Playboy is suing Happy Mutants LLC, the company that owns the blog Boing Boing, over a post that linked to an Imgur page containing every Playboy centerfold and to a YouTube video that also collected those images.
"Playboy's lawsuit is based on an imaginary (and dangerous) version of US copyright law that bears no connection to any U.S. statute or precedent," Boing Boing explains in its write-up of the news. "Playboy—once legendary champions for the First Amendment—now advances a fringe copyright theory: that it is illegal to link to things other people have posted on the web, on pain of millions in damages."

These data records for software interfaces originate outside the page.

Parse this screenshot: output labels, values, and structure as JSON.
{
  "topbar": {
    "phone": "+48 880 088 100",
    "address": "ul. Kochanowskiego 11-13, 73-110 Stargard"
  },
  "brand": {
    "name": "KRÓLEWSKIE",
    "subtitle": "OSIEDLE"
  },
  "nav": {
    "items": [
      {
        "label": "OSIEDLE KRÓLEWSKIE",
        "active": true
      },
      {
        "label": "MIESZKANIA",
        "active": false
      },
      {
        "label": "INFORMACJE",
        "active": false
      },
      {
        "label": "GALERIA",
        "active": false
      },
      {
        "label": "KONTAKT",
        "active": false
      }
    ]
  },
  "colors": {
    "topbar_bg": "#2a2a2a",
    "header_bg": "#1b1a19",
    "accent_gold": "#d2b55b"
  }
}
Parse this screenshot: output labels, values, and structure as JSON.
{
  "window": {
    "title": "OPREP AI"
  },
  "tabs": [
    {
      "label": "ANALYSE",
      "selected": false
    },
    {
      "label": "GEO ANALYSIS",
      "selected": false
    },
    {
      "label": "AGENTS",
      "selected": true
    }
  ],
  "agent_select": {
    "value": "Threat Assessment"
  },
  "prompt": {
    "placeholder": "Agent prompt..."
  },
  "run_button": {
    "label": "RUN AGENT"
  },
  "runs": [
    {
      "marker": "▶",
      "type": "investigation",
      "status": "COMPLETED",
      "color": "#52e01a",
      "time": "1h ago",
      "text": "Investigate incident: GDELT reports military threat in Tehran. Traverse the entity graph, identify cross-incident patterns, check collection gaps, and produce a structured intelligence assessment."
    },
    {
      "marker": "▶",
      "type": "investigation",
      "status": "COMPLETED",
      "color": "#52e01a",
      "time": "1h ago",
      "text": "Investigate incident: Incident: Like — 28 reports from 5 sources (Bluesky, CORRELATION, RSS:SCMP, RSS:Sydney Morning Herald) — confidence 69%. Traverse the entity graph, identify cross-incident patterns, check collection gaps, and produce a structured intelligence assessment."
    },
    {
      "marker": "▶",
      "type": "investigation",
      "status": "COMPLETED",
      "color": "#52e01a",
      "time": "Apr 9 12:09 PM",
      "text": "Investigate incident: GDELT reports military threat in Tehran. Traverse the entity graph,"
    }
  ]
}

Happy Mutants has filed a motion to dismiss the suit. "This lawsuit is frankly mystifying," the document says. "Playboy's theory of liability seems to be that it is illegal to link to material posted by others on the web—an act performed daily by hundreds of millions of users of Facebook and Twitter."
The two links that triggered the lawsuit no longer contain the copyrighted images.
Boing Boing's lawyers point out that Playboy has not alleged "facts that could show that Boing Boing induced or materially contributed to direct infringement by any third party" and that this alone should be reason for their claim to fail. The attorneys also argue that Boing Boing's post was covered by fair use, since it was "made for the favored and transformative purposes of news reporting, criticism, and commentary."
If the motion to dismiss fails, the trial is set to begin February 15. Playboy does not appeared to have brought legal action against either YouTube or Imgur.
The case is just the latest in which a large media company tries to use copyright law to extract damages from a smaller operation. Eventually, one of these cases may be ridiculous enough to spark a backlash. Perhaps this is the one.